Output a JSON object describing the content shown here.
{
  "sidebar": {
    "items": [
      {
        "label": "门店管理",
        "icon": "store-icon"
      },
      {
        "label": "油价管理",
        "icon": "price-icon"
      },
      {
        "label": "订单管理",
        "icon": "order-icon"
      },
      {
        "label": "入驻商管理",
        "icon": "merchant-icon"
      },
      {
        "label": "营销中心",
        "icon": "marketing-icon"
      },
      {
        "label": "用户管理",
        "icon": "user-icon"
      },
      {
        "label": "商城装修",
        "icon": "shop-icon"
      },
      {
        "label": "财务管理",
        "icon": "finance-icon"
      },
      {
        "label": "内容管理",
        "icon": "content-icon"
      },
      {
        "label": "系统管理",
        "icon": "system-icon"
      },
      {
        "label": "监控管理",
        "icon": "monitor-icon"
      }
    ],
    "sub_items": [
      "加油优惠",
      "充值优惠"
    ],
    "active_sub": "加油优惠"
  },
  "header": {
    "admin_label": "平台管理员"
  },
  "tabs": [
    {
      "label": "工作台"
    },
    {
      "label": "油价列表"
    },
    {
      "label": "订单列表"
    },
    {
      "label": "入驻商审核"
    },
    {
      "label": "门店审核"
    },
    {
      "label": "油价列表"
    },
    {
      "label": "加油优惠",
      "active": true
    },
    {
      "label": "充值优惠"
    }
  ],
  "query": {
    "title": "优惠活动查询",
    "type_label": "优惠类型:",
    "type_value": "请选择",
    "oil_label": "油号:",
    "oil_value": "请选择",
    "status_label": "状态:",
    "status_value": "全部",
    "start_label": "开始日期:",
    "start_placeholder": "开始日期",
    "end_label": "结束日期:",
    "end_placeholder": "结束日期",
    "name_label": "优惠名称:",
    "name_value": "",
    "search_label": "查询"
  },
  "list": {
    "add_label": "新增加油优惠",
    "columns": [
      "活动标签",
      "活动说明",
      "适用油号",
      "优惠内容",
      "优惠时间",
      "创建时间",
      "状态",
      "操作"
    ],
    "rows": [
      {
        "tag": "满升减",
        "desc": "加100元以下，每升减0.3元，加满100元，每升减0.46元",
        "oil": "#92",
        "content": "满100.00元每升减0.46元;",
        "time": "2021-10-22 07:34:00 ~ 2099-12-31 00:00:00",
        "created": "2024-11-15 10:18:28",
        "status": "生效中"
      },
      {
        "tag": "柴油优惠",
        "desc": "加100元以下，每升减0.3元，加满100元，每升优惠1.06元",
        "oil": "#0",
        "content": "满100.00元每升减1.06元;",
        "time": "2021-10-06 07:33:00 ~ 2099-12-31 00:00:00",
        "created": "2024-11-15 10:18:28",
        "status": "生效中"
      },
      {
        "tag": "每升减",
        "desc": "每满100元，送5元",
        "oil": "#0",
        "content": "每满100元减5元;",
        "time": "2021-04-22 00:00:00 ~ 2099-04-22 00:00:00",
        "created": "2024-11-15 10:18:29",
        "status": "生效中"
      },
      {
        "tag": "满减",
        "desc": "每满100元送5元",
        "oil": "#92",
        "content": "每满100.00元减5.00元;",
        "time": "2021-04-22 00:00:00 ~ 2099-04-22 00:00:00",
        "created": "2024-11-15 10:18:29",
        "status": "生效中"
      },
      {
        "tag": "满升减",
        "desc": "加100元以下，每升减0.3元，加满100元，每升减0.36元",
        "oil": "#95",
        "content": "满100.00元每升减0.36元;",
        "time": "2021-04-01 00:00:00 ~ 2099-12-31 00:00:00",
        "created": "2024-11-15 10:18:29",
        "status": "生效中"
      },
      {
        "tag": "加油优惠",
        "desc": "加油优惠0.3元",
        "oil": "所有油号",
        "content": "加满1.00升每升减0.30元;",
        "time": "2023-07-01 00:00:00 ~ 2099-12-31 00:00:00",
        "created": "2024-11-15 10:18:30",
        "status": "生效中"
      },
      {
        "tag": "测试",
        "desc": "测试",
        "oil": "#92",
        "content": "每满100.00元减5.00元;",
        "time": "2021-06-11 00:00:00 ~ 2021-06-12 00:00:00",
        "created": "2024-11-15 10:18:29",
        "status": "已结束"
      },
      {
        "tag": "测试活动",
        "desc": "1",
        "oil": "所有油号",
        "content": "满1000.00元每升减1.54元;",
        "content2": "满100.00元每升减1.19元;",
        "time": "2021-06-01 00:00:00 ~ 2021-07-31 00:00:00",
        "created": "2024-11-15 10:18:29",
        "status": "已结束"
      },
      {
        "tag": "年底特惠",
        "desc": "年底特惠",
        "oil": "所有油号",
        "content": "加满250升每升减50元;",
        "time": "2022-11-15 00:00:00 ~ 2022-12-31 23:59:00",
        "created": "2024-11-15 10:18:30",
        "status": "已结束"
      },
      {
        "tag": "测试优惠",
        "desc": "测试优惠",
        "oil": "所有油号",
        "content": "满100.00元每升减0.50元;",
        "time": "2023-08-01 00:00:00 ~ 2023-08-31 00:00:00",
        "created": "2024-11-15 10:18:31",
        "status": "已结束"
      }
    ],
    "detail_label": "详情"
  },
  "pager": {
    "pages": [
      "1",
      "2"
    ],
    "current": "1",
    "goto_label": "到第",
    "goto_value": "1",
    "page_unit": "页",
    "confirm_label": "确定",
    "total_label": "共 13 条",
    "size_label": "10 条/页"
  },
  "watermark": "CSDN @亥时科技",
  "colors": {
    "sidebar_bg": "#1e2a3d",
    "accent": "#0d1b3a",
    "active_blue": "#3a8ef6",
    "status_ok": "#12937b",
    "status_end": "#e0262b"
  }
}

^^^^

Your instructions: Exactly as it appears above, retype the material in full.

Solution to this problem:
Output a JSON object describing the content shown here.
{
  "sidebar": {
    "items": [
      {
        "label": "门店管理",
        "icon": "store-icon"
      },
      {
        "label": "油价管理",
        "icon": "price-icon"
      },
      {
        "label": "订单管理",
        "icon": "order-icon"
      },
      {
        "label": "入驻商管理",
        "icon": "merchant-icon"
      },
      {
        "label": "营销中心",
        "icon": "marketing-icon"
      },
      {
        "label": "用户管理",
        "icon": "user-icon"
      },
      {
        "label": "商城装修",
        "icon": "shop-icon"
      },
      {
        "label": "财务管理",
        "icon": "finance-icon"
      },
      {
        "label": "内容管理",
        "icon": "content-icon"
      },
      {
        "label": "系统管理",
        "icon": "system-icon"
      },
      {
        "label": "监控管理",
        "icon": "monitor-icon"
      }
    ],
    "sub_items": [
      "加油优惠",
      "充值优惠"
    ],
    "active_sub": "加油优惠"
  },
  "header": {
    "admin_label": "平台管理员"
  },
  "tabs": [
    {
      "label": "工作台"
    },
    {
      "label": "油价列表"
    },
    {
      "label": "订单列表"
    },
    {
      "label": "入驻商审核"
    },
    {
      "label": "门店审核"
    },
    {
      "label": "油价列表"
    },
    {
      "label": "加油优惠",
      "active": true
    },
    {
      "label": "充值优惠"
    }
  ],
  "query": {
    "title": "优惠活动查询",
    "type_label": "优惠类型:",
    "type_value": "请选择",
    "oil_label": "油号:",
    "oil_value": "请选择",
    "status_label": "状态:",
    "status_value": "全部",
    "start_label": "开始日期:",
    "start_placeholder": "开始日期",
    "end_label": "结束日期:",
    "end_placeholder": "结束日期",
    "name_label": "优惠名称:",
    "name_value": "",
    "search_label": "查询"
  },
  "list": {
    "add_label": "新增加油优惠",
    "columns": [
      "活动标签",
      "活动说明",
      "适用油号",
      "优惠内容",
      "优惠时间",
      "创建时间",
      "状态",
      "操作"
    ],
    "rows": [
      {
        "tag": "满升减",
        "desc": "加100元以下，每升减0.3元，加满100元，每升减0.46元",
        "oil": "#92",
        "content": "满100.00元每升减0.46元;",
        "time": "2021-10-22 07:34:00 ~ 2099-12-31 00:00:00",
        "created": "2024-11-15 10:18:28",
        "status": "生效中"
      },
      {
        "tag": "柴油优惠",
        "desc": "加100元以下，每升减0.3元，加满100元，每升优惠1.06元",
        "oil": "#0",
        "content": "满100.00元每升减1.06元;",
        "time": "2021-10-06 07:33:00 ~ 2099-12-31 00:00:00",
        "created": "2024-11-15 10:18:28",
        "status": "生效中"
      },
      {
        "tag": "每升减",
        "desc": "每满100元，送5元",
        "oil": "#0",
        "content": "每满100元减5元;",
        "time": "2021-04-22 00:00:00 ~ 2099-04-22 00:00:00",
        "created": "2024-11-15 10:18:29",
        "status": "生效中"
      },
      {
        "tag": "满减",
        "desc": "每满100元送5元",
        "oil": "#92",
        "content": "每满100.00元减5.00元;",
        "time": "2021-04-22 00:00:00 ~ 2099-04-22 00:00:00",
        "created": "2024-11-15 10:18:29",
        "status": "生效中"
      },
      {
        "tag": "满升减",
        "desc": "加100元以下，每升减0.3元，加满100元，每升减0.36元",
        "oil": "#95",
        "content": "满100.00元每升减0.36元;",
        "time": "2021-04-01 00:00:00 ~ 2099-12-31 00:00:00",
        "created": "2024-11-15 10:18:29",
        "status": "生效中"
      },
      {
        "tag": "加油优惠",
        "desc": "加油优惠0.3元",
        "oil": "所有油号",
        "content": "加满1.00升每升减0.30元;",
        "time": "2023-07-01 00:00:00 ~ 2099-12-31 00:00:00",
        "created": "2024-11-15 10:18:30",
        "status": "生效中"
      },
      {
        "tag": "测试",
        "desc": "测试",
        "oil": "#92",
        "content": "每满100.00元减5.00元;",
        "time": "2021-06-11 00:00:00 ~ 2021-06-12 00:00:00",
        "created": "2024-11-15 10:18:29",
        "status": "已结束"
      },
      {
        "tag": "测试活动",
        "desc": "1",
        "oil": "所有油号",
        "content": "满1000.00元每升减1.54元;",
        "content2": "满100.00元每升减1.19元;",
        "time": "2021-06-01 00:00:00 ~ 2021-07-31 00:00:00",
        "created": "2024-11-15 10:18:29",
        "status": "已结束"
      },
      {
        "tag": "年底特惠",
        "desc": "年底特惠",
        "oil": "所有油号",
        "content": "加满250升每升减50元;",
        "time": "2022-11-15 00:00:00 ~ 2022-12-31 23:59:00",
        "created": "2024-11-15 10:18:30",
        "status": "已结束"
      },
      {
        "tag": "测试优惠",
        "desc": "测试优惠",
        "oil": "所有油号",
        "content": "满100.00元每升减0.50元;",
        "time": "2023-08-01 00:00:00 ~ 2023-08-31 00:00:00",
        "created": "2024-11-15 10:18:31",
        "status": "已结束"
      }
    ],
    "detail_label": "详情"
  },
  "pager": {
    "pages": [
      "1",
      "2"
    ],
    "current": "1",
    "goto_label": "到第",
    "goto_value": "1",
    "page_unit": "页",
    "confirm_label": "确定",
    "total_label": "共 13 条",
    "size_label": "10 条/页"
  },
  "watermark": "CSDN @亥时科技",
  "colors": {
    "sidebar_bg": "#1e2a3d",
    "accent": "#0d1b3a",
    "active_blue": "#3a8ef6",
    "status_ok": "#12937b",
    "status_end": "#e0262b"
  }
}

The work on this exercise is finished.